Asia Pacific banking system outlook broadly stable, says Moody’s
SINGAPORE (Bernama) – Moody’s Investors Service says that the broad credit outlook for banks in the Asia Pacific region in 2013 is stable.
This is on the expectation that they will remain largely insulated from the negative credit pressures affecting their peers in many Western economies, says Moody’s.
Managing Director for Moody’s Financial Institutions Group in Asia Pacific, Stephen Long, said: “We consider that this stable outlook is driven mainly by the region’seconomic resilience, its relatively accommodative monetary policy, and the banks’ own strong liquidity when compared to global norms, as well as their relatively robust capital buffers.”
Long was speaking on the release of Moody’s “Asia Pacific Banking Outlook 2013”, which examines the trends for 14 banking systems in the region.
On an individual basis, 11 show stable outlooks, while the Philippines exhibits a positive outlook, and India and Vietnam negative outlooks.
“For the region, in terms of specifics, we consider that the economic recovery from the troughs reached in mid-2012 will continue in much of the region in 2013.
“At the same time, interest rates will remain low, making an asset quality shock unlikely during this year in most Asian countries. “In addition with liquidity, the vast majority of Asian banks are ready to adopt Basel III capital standards, which are being implemented in much of the region in 2013, even though some Asian regulators have announced delays,” said Long.

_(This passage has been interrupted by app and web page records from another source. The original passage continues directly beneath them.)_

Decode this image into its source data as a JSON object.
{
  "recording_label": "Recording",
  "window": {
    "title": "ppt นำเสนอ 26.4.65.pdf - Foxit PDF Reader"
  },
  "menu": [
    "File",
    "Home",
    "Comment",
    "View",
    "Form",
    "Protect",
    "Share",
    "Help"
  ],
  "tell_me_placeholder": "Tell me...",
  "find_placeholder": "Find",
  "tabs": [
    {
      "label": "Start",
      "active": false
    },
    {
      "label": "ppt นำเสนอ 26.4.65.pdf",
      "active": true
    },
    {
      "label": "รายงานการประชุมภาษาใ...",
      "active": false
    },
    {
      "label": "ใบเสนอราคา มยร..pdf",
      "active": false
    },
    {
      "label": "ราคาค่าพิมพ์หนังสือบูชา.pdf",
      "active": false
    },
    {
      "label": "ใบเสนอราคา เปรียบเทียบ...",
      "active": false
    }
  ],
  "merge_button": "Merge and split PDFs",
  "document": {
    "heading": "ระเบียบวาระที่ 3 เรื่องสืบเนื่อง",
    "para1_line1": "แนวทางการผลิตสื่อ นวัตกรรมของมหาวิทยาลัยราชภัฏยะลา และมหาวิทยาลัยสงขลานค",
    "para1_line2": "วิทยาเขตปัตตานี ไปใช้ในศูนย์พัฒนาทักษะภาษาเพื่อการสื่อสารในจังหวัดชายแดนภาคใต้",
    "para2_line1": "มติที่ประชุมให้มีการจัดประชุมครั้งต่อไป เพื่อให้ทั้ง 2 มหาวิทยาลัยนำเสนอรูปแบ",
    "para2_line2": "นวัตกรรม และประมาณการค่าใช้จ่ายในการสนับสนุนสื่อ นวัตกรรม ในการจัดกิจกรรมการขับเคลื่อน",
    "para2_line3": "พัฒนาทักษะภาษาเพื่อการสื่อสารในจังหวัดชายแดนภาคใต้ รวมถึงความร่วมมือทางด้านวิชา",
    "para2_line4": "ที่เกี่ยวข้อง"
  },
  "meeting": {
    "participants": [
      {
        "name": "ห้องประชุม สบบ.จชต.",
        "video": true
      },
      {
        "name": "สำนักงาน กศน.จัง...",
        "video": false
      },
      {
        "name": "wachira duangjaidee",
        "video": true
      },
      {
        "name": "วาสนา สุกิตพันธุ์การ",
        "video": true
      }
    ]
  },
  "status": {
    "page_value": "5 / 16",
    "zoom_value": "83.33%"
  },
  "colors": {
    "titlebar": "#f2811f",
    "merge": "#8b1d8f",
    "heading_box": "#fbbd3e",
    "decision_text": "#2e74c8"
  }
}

The report further examines six key themes for banks in Asia in 2013.
These include the expectation that the modest cyclical deterioration apparent in asset quality should fade by mid-year, the consideration that the region’s very low interest rates – while providing further reassurance that an asset quality shock is unlikely – are also creating longer-term risks.
Another theme is the expectation that although Chinese banks will avoid a hard landing, longer-term issues remain unresolved. In addition, the report argues that Asian banks are well-placed to meet the capital standards of Basel III, and the banks will carry on with their overseas expansion, though at a more moderate pace than in 2012.
The report said while the region’s regulators will focus on ensuring that new-generation capital instruments meet Basel III requirements, they will still refrain from seeing any urgency in pressing ahead with broader resolution tools that could impose losses on creditors.
The report said that with the Chinese banks, the risks of a systemic crisis materialising in 2013 are low.
And while loans to real estate developers and to local government financing vehicles (LGFV) will remain sources of long-term asset quality concerns, Moody’s sees the risks of significant distress in 2013 as contained, respectively by a recovering real estate sector and the Chinese government’s active management of the LGFV refinancing process.
With Japan, the credit conditions for its banks will remain stable despite a generally weak economic outlook.
The major banks will continue to take advantage of their relatively strong financial profiles and the retreat of European banks by expanding overseas, both in terms of their loan books and in terms of strategic investments.